Now that Mike Henry has consciously given up the role of Cleveland,I am publicly starting a campaign to voice the role myself on The Cleveland Show. #WendellIsCleveland @TheClevelandSho @SethMcFarlane_ pic.twitter.com/Ux3F0uk1p6
— Wendell Pierce (@WendellPierce) June 28, 2020
Henry has voiced Cleveland since Family Guy‘s first-ever episode in 1999, and also played the role in spin-off series The Cleveland Show, which ran between 2009 and 2013.
In his full tweet, he explained: “It’s been an honour to play Cleveland on Family Guy for 20 years. I love this character, but persons of colour should play characters of colour. Therefore, I will be stepping down from the role.”
It comes after fellow animated show The Simpsons announced last week that white actors would no longer voice characters of colour on the series.
Hank Azaria revealed back in January that he would no longer voice Indian-American character Apu Nahasapeemapetilon, who was the subject of a 2017 documentary by comedian Hari Kondabolu that argued the character was an offensive stereotype.

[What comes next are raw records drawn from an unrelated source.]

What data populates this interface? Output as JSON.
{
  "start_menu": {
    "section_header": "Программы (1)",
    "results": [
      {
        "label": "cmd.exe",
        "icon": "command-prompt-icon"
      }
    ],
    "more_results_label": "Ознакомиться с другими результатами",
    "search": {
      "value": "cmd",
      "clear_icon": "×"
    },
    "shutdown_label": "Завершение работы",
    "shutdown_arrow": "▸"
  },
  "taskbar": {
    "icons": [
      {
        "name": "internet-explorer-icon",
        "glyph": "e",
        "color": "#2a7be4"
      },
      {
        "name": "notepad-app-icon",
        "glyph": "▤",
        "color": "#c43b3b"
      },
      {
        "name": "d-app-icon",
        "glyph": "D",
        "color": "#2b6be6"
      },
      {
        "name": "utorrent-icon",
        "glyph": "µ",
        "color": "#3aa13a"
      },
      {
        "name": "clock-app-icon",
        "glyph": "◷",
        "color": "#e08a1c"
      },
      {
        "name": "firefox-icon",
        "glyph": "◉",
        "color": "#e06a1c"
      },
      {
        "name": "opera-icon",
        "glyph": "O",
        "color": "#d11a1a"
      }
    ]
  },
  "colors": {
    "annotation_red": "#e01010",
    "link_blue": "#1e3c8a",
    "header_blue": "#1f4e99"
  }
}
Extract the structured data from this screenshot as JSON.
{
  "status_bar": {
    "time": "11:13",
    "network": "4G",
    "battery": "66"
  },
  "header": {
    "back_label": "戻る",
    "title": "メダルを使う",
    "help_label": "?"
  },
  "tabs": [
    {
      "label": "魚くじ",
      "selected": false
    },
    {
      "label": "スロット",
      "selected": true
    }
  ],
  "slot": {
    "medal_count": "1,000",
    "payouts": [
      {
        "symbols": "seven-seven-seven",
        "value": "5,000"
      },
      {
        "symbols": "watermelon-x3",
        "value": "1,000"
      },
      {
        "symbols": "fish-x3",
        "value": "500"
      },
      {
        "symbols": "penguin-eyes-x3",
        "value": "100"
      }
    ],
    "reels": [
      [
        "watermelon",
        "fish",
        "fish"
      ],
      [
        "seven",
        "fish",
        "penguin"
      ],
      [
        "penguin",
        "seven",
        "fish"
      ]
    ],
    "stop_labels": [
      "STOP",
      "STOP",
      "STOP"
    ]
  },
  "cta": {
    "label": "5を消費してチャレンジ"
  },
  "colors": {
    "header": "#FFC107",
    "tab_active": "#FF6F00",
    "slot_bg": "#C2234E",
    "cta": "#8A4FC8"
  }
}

Last week, white actor Jenny Slate confirmed she would no longer play biracial character Missy on Netflix‘s Big Mouth and Kristen Bell quit her role as a mixed race character on Apple TV+’s Central Park.
Meanwhile, white actor Alison Brie has admitted she regrets voicing Vietnamese-American character Diane Nguyen on Netflix show BoJack Horseman.
“I now understand that people of colour, should always voice people of colour,” she said in a statement. “We missed a great opportunity to represent the Vietnamese-American community accurately and respectfully, and for that I am truly sorry. I applaud all those who stepped away from their voiceover roles in recent days. I have learned a lot from them.”
BoJack Horseman’s creator Raphael Bob-Waksberg previously responded to resurfaced concerns about whitewashing on the series.